*** Opening GIVEN ENTRIES ***

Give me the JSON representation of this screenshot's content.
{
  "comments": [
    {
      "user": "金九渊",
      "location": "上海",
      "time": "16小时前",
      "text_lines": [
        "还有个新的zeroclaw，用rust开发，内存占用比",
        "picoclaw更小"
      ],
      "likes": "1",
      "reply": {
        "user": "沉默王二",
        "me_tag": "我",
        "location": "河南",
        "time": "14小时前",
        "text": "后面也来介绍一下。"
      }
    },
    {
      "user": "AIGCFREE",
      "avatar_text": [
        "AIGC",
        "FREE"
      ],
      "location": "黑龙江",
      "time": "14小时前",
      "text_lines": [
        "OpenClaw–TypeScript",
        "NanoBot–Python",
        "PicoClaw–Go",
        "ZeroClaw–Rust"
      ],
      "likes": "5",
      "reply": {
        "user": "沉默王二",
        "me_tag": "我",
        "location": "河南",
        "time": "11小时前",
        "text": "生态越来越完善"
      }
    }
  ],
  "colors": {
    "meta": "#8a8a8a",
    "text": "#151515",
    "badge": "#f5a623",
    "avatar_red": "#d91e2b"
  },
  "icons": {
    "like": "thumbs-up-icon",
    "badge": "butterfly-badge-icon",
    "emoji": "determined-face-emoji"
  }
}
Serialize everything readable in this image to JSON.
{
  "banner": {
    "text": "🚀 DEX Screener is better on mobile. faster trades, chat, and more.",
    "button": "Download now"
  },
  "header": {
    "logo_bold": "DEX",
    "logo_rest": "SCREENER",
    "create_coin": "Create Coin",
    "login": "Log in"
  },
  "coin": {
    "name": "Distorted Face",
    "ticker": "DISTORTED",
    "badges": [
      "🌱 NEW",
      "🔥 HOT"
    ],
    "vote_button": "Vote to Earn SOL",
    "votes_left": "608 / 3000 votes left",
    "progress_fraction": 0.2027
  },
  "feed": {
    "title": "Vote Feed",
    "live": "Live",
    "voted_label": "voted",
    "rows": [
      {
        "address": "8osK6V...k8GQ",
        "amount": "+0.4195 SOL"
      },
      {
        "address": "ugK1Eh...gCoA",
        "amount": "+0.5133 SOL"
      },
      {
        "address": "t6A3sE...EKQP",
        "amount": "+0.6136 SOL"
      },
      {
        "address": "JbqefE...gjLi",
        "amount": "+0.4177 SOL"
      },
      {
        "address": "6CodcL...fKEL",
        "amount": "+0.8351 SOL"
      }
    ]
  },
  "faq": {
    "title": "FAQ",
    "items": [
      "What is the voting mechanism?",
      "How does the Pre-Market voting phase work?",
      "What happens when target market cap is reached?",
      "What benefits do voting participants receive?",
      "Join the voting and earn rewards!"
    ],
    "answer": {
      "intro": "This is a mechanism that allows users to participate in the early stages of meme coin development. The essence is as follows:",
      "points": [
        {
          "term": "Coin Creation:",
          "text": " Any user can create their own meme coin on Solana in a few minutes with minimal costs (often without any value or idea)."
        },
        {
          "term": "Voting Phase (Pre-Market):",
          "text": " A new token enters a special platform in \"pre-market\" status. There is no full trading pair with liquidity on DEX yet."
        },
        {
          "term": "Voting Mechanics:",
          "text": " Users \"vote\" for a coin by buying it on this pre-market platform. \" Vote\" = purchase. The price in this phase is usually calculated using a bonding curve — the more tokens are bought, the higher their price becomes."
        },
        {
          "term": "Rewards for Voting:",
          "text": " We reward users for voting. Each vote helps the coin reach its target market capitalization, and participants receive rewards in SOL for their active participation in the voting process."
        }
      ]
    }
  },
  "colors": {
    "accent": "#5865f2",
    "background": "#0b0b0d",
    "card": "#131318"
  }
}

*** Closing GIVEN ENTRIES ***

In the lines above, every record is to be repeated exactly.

Give me the JSON representation of this screenshot's content.
{
  "comments": [
    {
      "user": "金九渊",
      "location": "上海",
      "time": "16小时前",
      "text_lines": [
        "还有个新的zeroclaw，用rust开发，内存占用比",
        "picoclaw更小"
      ],
      "likes": "1",
      "reply": {
        "user": "沉默王二",
        "me_tag": "我",
        "location": "河南",
        "time": "14小时前",
        "text": "后面也来介绍一下。"
      }
    },
    {
      "user": "AIGCFREE",
      "avatar_text": [
        "AIGC",
        "FREE"
      ],
      "location": "黑龙江",
      "time": "14小时前",
      "text_lines": [
        "OpenClaw–TypeScript",
        "NanoBot–Python",
        "PicoClaw–Go",
        "ZeroClaw–Rust"
      ],
      "likes": "5",
      "reply": {
        "user": "沉默王二",
        "me_tag": "我",
        "location": "河南",
        "time": "11小时前",
        "text": "生态越来越完善"
      }
    }
  ],
  "colors": {
    "meta": "#8a8a8a",
    "text": "#151515",
    "badge": "#f5a623",
    "avatar_red": "#d91e2b"
  },
  "icons": {
    "like": "thumbs-up-icon",
    "badge": "butterfly-badge-icon",
    "emoji": "determined-face-emoji"
  }
}
Serialize everything readable in this image to JSON.
{
  "banner": {
    "text": "🚀 DEX Screener is better on mobile. faster trades, chat, and more.",
    "button": "Download now"
  },
  "header": {
    "logo_bold": "DEX",
    "logo_rest": "SCREENER",
    "create_coin": "Create Coin",
    "login": "Log in"
  },
  "coin": {
    "name": "Distorted Face",
    "ticker": "DISTORTED",
    "badges": [
      "🌱 NEW",
      "🔥 HOT"
    ],
    "vote_button": "Vote to Earn SOL",
    "votes_left": "608 / 3000 votes left",
    "progress_fraction": 0.2027
  },
  "feed": {
    "title": "Vote Feed",
    "live": "Live",
    "voted_label": "voted",
    "rows": [
      {
        "address": "8osK6V...k8GQ",
        "amount": "+0.4195 SOL"
      },
      {
        "address": "ugK1Eh...gCoA",
        "amount": "+0.5133 SOL"
      },
      {
        "address": "t6A3sE...EKQP",
        "amount": "+0.6136 SOL"
      },
      {
        "address": "JbqefE...gjLi",
        "amount": "+0.4177 SOL"
      },
      {
        "address": "6CodcL...fKEL",
        "amount": "+0.8351 SOL"
      }
    ]
  },
  "faq": {
    "title": "FAQ",
    "items": [
      "What is the voting mechanism?",
      "How does the Pre-Market voting phase work?",
      "What happens when target market cap is reached?",
      "What benefits do voting participants receive?",
      "Join the voting and earn rewards!"
    ],
    "answer": {
      "intro": "This is a mechanism that allows users to participate in the early stages of meme coin development. The essence is as follows:",
      "points": [
        {
          "term": "Coin Creation:",
          "text": " Any user can create their own meme coin on Solana in a few minutes with minimal costs (often without any value or idea)."
        },
        {
          "term": "Voting Phase (Pre-Market):",
          "text": " A new token enters a special platform in \"pre-market\" status. There is no full trading pair with liquidity on DEX yet."
        },
        {
          "term": "Voting Mechanics:",
          "text": " Users \"vote\" for a coin by buying it on this pre-market platform. \" Vote\" = purchase. The price in this phase is usually calculated using a bonding curve — the more tokens are bought, the higher their price becomes."
        },
        {
          "term": "Rewards for Voting:",
          "text": " We reward users for voting. Each vote helps the coin reach its target market capitalization, and participants receive rewards in SOL for their active participation in the voting process."
        }
      ]
    }
  },
  "colors": {
    "accent": "#5865f2",
    "background": "#0b0b0d",
    "card": "#131318"
  }
}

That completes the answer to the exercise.